### Dataset extract

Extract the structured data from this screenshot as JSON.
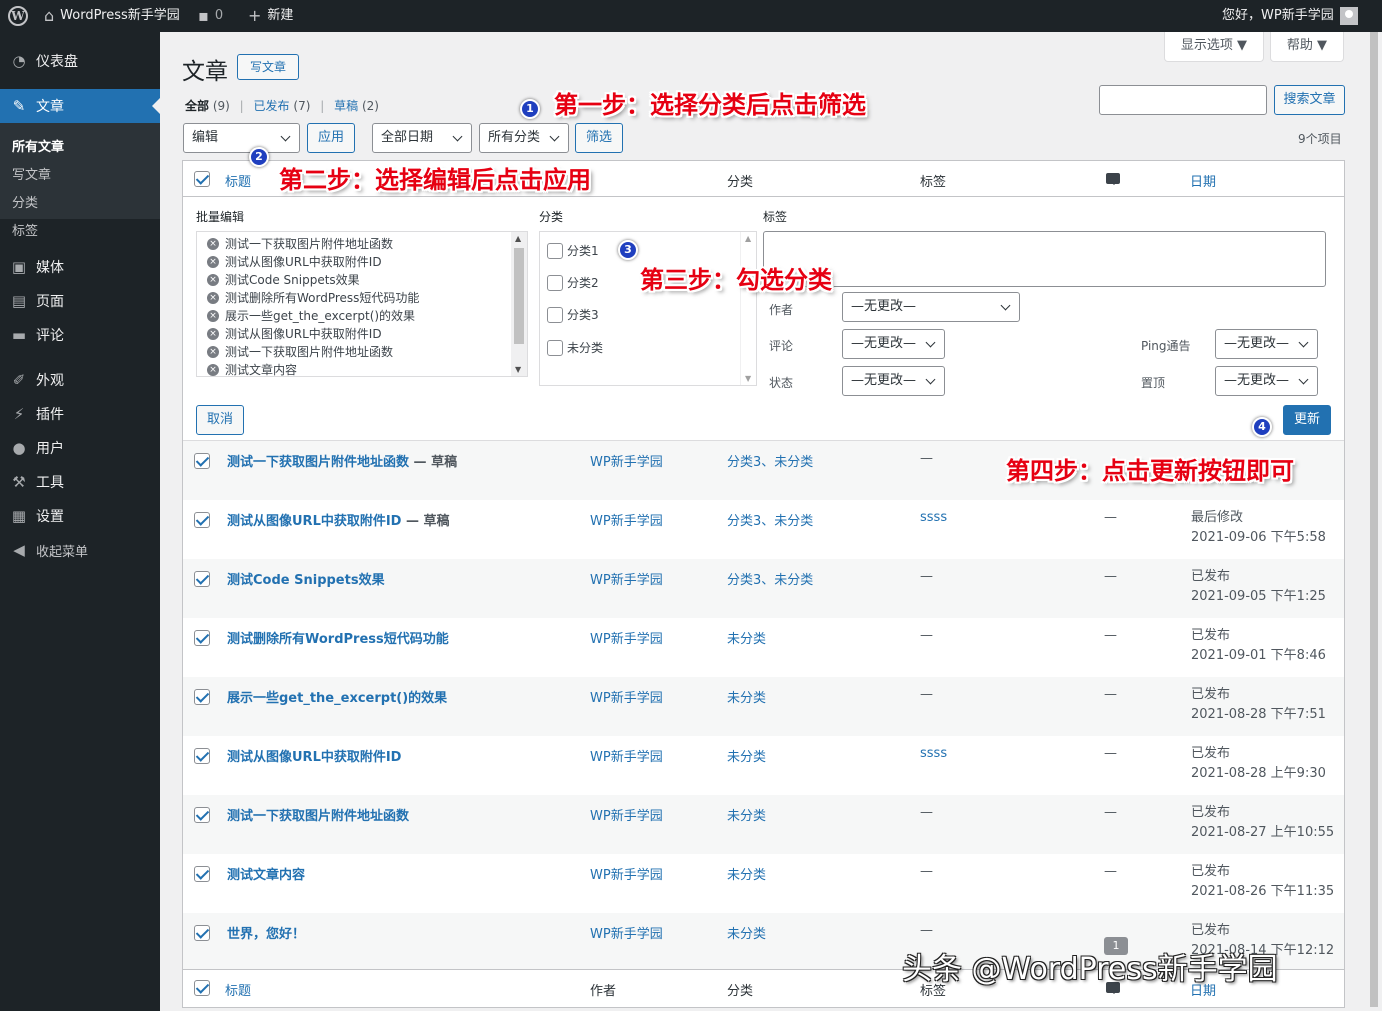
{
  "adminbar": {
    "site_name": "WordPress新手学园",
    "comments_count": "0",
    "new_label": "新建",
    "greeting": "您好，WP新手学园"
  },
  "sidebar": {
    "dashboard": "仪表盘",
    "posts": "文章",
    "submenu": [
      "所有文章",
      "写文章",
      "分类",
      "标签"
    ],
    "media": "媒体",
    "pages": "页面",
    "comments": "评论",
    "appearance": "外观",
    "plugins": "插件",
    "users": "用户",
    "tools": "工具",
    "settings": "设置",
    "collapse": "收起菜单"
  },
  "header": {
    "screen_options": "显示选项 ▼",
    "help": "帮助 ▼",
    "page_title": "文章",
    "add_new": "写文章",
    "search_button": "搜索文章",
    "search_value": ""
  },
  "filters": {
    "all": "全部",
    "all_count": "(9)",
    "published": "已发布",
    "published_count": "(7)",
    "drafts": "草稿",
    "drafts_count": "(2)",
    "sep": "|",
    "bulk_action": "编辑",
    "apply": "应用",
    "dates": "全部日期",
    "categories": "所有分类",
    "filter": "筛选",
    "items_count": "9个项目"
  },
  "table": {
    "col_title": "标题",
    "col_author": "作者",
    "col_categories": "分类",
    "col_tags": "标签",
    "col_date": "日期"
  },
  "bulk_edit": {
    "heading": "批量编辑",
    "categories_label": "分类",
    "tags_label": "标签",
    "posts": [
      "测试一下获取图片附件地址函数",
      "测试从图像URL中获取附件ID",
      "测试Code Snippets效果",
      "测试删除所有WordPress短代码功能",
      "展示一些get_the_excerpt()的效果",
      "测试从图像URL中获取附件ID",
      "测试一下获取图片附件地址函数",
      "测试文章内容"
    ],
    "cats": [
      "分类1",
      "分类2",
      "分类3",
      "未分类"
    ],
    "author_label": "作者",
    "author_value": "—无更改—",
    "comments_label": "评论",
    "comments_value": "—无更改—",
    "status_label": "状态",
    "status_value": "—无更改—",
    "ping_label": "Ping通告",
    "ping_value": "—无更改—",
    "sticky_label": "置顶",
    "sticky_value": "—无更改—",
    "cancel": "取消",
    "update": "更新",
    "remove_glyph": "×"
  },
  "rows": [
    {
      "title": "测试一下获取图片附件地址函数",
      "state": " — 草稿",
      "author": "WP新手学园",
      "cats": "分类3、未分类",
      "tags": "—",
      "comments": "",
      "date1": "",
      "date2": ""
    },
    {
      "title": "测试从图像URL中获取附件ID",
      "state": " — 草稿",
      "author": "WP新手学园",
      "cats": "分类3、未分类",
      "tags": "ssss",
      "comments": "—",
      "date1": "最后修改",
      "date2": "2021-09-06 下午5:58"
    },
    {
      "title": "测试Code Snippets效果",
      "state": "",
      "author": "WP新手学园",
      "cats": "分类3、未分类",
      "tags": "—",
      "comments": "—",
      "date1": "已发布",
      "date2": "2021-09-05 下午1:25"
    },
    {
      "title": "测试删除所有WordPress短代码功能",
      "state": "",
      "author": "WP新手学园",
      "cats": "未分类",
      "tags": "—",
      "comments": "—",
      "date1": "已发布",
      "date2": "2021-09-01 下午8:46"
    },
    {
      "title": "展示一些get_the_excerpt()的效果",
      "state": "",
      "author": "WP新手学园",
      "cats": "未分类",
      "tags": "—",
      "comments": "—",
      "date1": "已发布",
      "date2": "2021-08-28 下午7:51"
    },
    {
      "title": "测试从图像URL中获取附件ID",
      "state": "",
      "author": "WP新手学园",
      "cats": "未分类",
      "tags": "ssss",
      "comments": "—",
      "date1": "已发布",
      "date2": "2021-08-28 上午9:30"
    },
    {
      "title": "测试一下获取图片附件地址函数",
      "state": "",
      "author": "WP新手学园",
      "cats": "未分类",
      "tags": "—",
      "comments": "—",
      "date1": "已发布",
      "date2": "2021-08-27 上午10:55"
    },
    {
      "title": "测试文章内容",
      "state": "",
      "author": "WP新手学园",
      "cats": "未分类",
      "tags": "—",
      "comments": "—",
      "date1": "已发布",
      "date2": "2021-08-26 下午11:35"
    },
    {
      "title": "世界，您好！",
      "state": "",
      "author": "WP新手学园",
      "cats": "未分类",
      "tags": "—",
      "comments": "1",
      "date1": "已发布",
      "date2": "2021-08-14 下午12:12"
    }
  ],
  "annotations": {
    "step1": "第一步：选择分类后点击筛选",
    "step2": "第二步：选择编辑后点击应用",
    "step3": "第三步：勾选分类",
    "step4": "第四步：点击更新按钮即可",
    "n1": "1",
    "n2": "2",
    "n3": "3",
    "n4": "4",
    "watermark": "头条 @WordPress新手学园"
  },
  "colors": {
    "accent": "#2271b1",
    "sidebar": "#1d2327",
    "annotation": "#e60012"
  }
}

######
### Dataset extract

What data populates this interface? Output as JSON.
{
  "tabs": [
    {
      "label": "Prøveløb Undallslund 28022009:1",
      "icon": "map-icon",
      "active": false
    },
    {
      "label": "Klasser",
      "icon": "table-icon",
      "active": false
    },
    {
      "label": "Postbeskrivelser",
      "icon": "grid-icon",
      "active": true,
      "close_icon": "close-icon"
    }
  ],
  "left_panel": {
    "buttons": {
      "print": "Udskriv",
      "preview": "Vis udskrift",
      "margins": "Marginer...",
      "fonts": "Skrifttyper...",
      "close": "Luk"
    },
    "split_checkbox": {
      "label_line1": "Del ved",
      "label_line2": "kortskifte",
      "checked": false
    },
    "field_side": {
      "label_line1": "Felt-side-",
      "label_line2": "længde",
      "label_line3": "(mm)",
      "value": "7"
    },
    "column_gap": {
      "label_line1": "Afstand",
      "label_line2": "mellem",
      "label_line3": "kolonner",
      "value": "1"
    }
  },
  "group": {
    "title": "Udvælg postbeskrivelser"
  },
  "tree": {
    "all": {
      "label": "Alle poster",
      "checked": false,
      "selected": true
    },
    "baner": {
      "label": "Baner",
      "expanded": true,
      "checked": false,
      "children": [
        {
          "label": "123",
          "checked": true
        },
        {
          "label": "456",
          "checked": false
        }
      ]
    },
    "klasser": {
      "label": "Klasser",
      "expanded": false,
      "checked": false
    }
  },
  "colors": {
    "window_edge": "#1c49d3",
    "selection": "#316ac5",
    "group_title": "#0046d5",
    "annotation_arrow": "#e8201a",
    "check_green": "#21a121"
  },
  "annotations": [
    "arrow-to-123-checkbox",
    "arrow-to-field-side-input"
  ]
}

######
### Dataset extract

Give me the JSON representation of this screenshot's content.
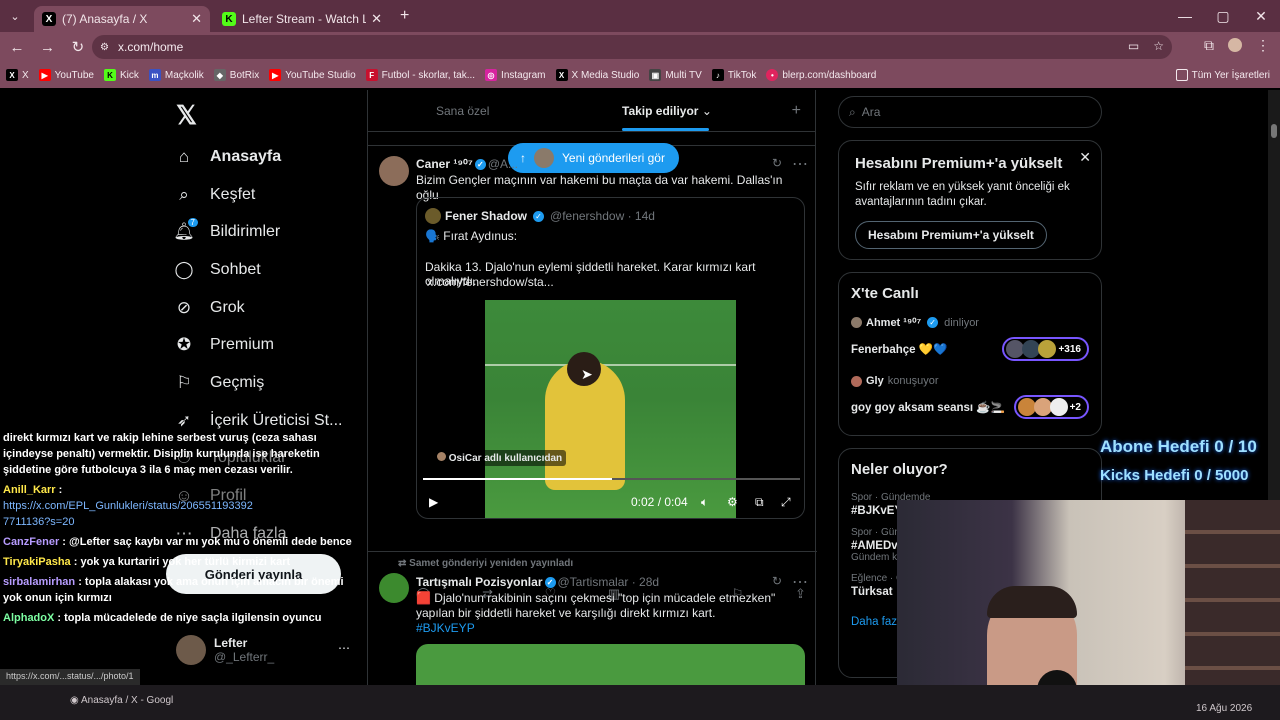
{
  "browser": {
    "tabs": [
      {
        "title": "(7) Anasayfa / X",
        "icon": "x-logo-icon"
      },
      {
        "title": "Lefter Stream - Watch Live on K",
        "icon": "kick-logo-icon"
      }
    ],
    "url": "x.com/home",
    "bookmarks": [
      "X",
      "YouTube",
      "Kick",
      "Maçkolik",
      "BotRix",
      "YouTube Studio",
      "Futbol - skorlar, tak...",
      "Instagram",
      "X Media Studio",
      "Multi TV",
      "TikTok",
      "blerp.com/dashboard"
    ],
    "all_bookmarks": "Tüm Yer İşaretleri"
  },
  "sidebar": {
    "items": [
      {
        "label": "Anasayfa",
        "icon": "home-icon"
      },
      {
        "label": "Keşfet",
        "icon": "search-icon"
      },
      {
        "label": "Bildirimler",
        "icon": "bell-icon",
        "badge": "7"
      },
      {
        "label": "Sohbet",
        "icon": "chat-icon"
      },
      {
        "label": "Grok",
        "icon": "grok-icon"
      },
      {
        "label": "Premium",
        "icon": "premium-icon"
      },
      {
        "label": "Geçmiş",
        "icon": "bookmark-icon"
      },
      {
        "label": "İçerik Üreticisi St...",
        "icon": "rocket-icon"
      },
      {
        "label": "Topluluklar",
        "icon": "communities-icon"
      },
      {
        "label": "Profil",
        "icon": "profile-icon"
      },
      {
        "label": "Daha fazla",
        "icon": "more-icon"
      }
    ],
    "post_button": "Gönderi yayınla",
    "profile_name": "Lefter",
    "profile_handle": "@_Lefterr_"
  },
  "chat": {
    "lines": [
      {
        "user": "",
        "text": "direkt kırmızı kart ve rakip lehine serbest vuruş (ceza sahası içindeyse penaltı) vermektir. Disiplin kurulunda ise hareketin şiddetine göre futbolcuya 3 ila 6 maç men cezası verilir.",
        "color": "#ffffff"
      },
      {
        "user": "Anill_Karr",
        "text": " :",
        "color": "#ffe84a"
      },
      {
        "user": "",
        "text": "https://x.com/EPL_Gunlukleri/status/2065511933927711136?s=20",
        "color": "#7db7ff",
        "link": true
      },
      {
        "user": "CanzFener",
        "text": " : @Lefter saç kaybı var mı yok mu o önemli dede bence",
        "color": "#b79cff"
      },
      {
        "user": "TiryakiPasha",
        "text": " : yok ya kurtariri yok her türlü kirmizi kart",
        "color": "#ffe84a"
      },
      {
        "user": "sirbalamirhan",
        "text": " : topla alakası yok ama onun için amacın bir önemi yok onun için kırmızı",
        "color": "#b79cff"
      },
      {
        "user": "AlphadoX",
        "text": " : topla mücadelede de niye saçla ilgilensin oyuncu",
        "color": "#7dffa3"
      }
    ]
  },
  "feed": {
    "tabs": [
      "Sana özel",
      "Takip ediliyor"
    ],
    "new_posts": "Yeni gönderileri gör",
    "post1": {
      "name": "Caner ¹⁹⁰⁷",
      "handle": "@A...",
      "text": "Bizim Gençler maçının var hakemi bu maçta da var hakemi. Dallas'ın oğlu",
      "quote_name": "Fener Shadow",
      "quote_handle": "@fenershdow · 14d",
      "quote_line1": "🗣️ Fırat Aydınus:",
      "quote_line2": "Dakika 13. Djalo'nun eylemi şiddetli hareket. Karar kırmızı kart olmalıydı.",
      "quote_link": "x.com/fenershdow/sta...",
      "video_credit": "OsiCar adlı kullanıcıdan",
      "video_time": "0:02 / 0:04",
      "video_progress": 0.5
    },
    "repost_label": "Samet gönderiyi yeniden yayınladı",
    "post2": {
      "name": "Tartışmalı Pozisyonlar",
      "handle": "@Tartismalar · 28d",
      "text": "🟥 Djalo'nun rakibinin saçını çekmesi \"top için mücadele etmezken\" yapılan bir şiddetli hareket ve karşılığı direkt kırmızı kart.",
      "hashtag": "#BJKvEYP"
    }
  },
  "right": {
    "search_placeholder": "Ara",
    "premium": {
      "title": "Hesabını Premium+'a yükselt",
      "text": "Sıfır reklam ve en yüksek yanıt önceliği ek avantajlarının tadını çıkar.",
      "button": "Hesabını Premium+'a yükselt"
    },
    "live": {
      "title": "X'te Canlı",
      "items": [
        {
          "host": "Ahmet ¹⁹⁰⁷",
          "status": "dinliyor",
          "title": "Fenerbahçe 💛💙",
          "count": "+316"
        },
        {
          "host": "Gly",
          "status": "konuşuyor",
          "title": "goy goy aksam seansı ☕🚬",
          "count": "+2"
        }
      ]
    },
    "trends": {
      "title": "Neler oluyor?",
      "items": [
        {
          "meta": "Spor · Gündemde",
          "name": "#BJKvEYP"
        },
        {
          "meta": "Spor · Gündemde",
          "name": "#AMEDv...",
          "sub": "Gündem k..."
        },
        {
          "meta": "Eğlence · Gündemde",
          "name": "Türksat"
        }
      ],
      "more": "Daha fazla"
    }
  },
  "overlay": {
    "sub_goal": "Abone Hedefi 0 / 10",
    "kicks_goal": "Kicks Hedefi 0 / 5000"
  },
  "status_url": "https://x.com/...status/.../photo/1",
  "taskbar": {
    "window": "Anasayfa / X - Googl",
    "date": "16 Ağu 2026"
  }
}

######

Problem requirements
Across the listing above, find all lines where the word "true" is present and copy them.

Solution to this task
      "active": true,
      "selected": true
      "expanded": true,
          "checked": true
        "link": true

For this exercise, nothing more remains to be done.